• _Supplied entries_
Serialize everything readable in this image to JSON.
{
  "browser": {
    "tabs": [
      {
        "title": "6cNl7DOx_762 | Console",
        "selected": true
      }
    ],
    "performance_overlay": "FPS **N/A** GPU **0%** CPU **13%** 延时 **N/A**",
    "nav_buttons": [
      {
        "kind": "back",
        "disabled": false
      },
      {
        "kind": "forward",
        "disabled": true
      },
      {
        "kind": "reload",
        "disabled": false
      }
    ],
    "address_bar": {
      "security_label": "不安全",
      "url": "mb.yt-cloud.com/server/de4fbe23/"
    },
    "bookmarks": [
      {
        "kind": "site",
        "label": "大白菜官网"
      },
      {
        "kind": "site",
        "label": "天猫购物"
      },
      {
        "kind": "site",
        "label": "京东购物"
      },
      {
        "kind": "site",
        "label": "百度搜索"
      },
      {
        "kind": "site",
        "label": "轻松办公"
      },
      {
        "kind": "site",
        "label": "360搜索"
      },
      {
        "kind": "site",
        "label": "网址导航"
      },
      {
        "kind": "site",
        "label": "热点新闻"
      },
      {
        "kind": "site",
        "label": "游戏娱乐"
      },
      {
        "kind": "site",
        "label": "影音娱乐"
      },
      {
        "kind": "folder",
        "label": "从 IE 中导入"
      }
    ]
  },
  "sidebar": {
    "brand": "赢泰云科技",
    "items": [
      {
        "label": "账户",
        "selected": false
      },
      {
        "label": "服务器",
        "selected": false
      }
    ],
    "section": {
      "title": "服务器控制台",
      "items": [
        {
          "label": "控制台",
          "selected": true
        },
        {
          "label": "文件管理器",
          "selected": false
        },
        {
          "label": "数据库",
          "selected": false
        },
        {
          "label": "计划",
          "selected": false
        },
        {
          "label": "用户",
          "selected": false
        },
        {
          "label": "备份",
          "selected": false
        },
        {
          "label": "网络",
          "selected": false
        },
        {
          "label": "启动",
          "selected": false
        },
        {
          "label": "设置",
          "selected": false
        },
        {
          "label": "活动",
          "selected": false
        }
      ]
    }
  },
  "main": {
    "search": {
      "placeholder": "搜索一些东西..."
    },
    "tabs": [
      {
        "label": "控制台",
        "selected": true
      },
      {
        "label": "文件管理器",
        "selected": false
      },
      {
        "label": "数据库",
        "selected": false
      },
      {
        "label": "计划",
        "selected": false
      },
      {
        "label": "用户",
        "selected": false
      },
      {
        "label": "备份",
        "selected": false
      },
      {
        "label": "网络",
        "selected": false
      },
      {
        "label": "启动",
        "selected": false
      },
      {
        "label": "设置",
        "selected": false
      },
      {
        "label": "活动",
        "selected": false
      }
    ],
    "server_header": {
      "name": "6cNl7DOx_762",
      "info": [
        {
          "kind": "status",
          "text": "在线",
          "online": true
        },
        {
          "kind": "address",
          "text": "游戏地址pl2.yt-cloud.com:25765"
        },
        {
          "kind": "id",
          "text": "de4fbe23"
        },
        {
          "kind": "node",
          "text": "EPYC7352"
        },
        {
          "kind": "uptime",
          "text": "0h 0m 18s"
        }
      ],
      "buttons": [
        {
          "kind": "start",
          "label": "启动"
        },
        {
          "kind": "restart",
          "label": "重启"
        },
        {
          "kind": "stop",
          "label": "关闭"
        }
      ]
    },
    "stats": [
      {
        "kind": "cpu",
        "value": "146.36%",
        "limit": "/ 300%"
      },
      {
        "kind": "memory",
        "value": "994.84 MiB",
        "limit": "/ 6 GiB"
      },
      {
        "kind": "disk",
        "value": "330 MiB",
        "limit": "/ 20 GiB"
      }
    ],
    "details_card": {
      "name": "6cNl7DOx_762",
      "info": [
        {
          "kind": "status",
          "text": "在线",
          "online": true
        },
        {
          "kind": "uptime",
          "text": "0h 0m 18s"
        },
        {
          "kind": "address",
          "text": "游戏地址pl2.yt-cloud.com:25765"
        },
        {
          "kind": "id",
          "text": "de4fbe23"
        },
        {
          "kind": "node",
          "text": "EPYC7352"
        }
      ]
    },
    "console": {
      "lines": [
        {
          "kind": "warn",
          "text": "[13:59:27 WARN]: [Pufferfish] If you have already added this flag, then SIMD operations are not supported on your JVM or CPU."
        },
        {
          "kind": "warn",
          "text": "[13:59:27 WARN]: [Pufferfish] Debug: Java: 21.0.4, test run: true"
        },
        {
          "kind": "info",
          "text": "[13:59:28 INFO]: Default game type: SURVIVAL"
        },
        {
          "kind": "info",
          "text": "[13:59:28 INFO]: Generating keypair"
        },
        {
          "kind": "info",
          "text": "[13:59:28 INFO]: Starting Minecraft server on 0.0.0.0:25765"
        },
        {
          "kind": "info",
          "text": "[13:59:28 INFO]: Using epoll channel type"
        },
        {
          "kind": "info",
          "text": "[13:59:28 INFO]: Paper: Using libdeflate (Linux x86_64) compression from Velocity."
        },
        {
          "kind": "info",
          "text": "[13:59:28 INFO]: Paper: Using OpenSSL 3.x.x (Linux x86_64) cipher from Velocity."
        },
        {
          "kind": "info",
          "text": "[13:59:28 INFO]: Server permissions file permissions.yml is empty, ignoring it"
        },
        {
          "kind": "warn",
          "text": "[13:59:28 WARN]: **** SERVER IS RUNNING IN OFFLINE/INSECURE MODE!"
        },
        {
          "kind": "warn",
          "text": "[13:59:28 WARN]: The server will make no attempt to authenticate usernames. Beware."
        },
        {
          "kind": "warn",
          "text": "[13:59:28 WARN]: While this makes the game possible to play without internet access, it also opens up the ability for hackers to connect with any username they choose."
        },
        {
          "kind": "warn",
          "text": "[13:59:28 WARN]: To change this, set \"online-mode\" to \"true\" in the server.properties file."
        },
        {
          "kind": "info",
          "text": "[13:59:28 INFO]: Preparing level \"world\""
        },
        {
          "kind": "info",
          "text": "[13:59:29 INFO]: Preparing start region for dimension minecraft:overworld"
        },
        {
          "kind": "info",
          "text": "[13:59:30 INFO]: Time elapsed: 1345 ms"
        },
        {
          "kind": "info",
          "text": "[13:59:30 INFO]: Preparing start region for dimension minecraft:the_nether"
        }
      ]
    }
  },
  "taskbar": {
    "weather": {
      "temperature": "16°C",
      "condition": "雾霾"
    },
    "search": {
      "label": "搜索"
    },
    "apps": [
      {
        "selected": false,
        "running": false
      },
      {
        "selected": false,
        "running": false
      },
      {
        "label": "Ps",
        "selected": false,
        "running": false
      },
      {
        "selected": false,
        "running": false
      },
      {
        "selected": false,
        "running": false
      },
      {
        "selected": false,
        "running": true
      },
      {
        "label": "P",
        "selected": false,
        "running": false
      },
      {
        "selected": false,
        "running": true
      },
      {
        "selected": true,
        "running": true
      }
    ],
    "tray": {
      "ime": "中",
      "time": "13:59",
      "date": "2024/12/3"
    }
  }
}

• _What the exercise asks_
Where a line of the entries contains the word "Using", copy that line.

• _Task output_
          "text": "[13:59:28 INFO]: Using epoll channel type"
          "text": "[13:59:28 INFO]: Paper: Using libdeflate (Linux x86_64) compression from Velocity."
          "text": "[13:59:28 INFO]: Paper: Using OpenSSL 3.x.x (Linux x86_64) cipher from Velocity."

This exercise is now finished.